PRIVATE companies are acting as a barrier between GPs and the NHS, putting patients’ lives at risk.
Millions of pounds are being spent on privately-run schemes to ‘screen’ and prevent patients from being referred by GPs to specialist services, it emerged yesterday. Doctors warn that the danger is that diagnoses will be delayed or missed or dismissed with devastating consequences for the patient.
The British Medical Journal revealed yesterday that two in five NHS Clinical Commissioning Groups (CCGs) use a referral management system, a third of them run by private companies. The revelation follows a recent BMJ report on North Durham CCG’s decision to commission private company ‘About Health’ to screen GP referrals to reduce ‘unnecessary’ outpatient activity and save money.
The BMJ findings show 93 referral management schemes in operation across 72 CCGs, with 32% run by private companies. Richard Vautrey, deputy chair of the BMA’s GP committee, said: ‘CCGs are leaping at these schemes without any clear evidence of benefit and that they’re just hopeful that it might reduce their costs. It is a very, very short-term approach to healthcare management.’
The lack of evidence provided to The BMJ on savings was a particularly concerning finding, he said: ‘As public bodies, there should be an expectation on every CCG to account for what it’s doing.’ However, leading BMA member Anna Athow responded: ‘It is shocking to hear that CCGs are spending millions of pounds of NHS money on management referral schemes.
‘The aim of these schemes is to vet the GPs’ referral of a patient to a hospital outpatient clinic, in order to cut down and save money on the number of consultant-led outpatient appointments.
‘The BMJ questions whether these schemes are value for money and given that 32% of the schemes surveyed were run by private companies, someone is definitely making a profit out of them, but the much bigger question is: what is the effect on patient care?
‘The GP knows the patient, their history and examination. He is medically qualified and experienced and the best person to decide whether the patient should be seen in the hospital outpatient clinic.

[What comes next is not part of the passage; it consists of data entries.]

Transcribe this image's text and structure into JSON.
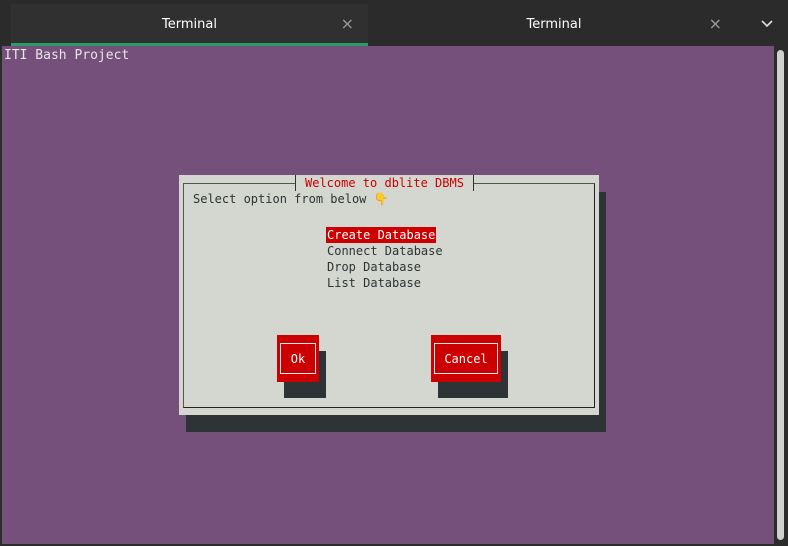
{
  "tabs": [
    {
      "label": "Terminal",
      "close": "×"
    },
    {
      "label": "Terminal",
      "close": "×"
    }
  ],
  "terminal": {
    "header_text": "ITI Bash Project",
    "background_color": "#75507b"
  },
  "dialog": {
    "title": "Welcome to dblite DBMS",
    "prompt": "Select option from below ",
    "prompt_emoji": "👇",
    "menu_items": [
      "Create Database",
      "Connect Database",
      "Drop Database",
      "List Database"
    ],
    "selected_item": "Create Database",
    "ok_label": "Ok",
    "cancel_label": "Cancel"
  },
  "colors": {
    "accent": "#cc0000",
    "dialog_bg": "#d3d7cf",
    "tab_underline": "#2a9c6a"
  },
  "icons": {
    "tab_close": "close-icon",
    "tab_menu": "chevron-down-icon"
  }
}
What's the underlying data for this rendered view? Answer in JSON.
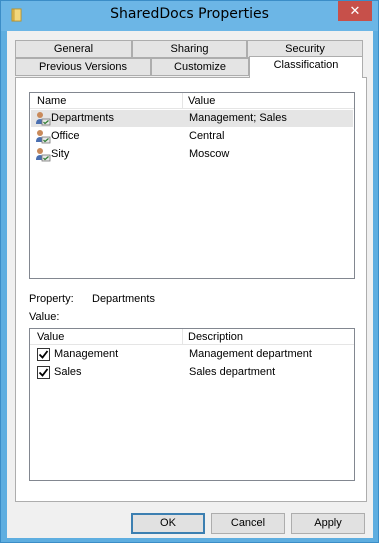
{
  "window": {
    "title": "SharedDocs Properties",
    "close_glyph": "✕",
    "accent_color": "#6cb6e6"
  },
  "tabs": {
    "row_top": [
      "General",
      "Sharing",
      "Security"
    ],
    "row_bottom": [
      "Previous Versions",
      "Customize",
      "Classification"
    ],
    "active": "Classification"
  },
  "properties_list": {
    "columns": [
      "Name",
      "Value"
    ],
    "rows": [
      {
        "name": "Departments",
        "value": "Management; Sales",
        "selected": true
      },
      {
        "name": "Office",
        "value": "Central",
        "selected": false
      },
      {
        "name": "Sity",
        "value": "Moscow",
        "selected": false
      }
    ]
  },
  "property": {
    "label": "Property:",
    "value": "Departments",
    "value_label": "Value:"
  },
  "values_list": {
    "columns": [
      "Value",
      "Description"
    ],
    "rows": [
      {
        "value": "Management",
        "description": "Management department",
        "checked": true
      },
      {
        "value": "Sales",
        "description": "Sales department",
        "checked": true
      }
    ]
  },
  "buttons": {
    "ok": "OK",
    "cancel": "Cancel",
    "apply": "Apply"
  }
}
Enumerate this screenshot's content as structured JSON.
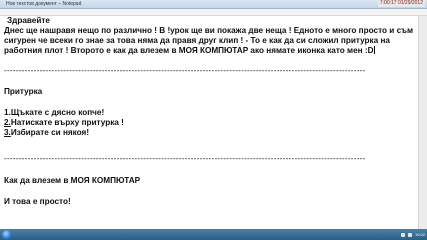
{
  "window": {
    "title": "Нов текстов документ – Notepad",
    "clock": "7:00:17  01/29/2012"
  },
  "menu": [
    "Файл",
    "Редактиране",
    "Формат",
    "Изглед",
    "Помощ"
  ],
  "content": {
    "greeting": "Здравейте",
    "line1": "Днес ще нашравя нещо по различно ! В !урок ще ви покажа две неща ! Едното е много просто и съм",
    "line2": "сигурен че всеки го знае за това няма да правя друг клип ! - То е как да си сложил притурка на",
    "line3": "работния плот ! Второто е как да влезем в МОЯ КОМПЮТАР ако нямате иконка като мен :D",
    "dashes1": "--------------------------------------------------------------------------------------------------------------------------",
    "section1_title": "Притурка",
    "step1": "1.Щъкате с дясно копче!",
    "step2_num": "2.",
    "step2_text": "Натискате върху притурка !",
    "step3_num": "3.",
    "step3_text": "Избирате си някоя!",
    "dashes2": "--------------------------------------------------------------------------------------------------------------------------",
    "section2_title": "Как да влезем в МОЯ КОМПЮТАР",
    "closing": "И това е просто!"
  },
  "taskbar": {
    "time": "19:02"
  }
}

‘With only the GP letter to look at, private company second-guessers, or even distant clinical experts who don’t know the patient, should not be interfering with GP-to-consultant referrals. The danger is that serious diagnoses will be delayed or missed. It is this that the BMA should be jumping up and down about, not just the possible waste of money.’
Meanwhile, staff at a private ambulance firm had only an hour’s training to drive under blue lights, it emerged yesterday. The Private Ambulance Service (PAS) in Basildon, Essex, provides emergency cover for the East of England Ambulance Service. PAS blue-light driver training has been outsourced since January 2016.
In February last year, Gary Page, 54, died at home in Laindon, Essex, hours after being seen by a PAS crew working for the East of England Ambulance Service. He had had a heart attack but was told he had a pulled muscle or indigestion. A coroner at his inquest in September said he had been the victim of serious failings.
• Busy A&E departments are forcing patients to wait for hours in ambulances outside hospitals, with over 6,000 patients left to wait each week in ambulances in London alone. Taj Hassan, President of the Royal College of Emergency Medicine, warned yesterday that A&E departments are ‘buckling under pressure’, with staff ‘working at the very limits of their abilities’, adding that the four-hour target for seeing patients in A&E is ‘deteriorating at an alarming rate’.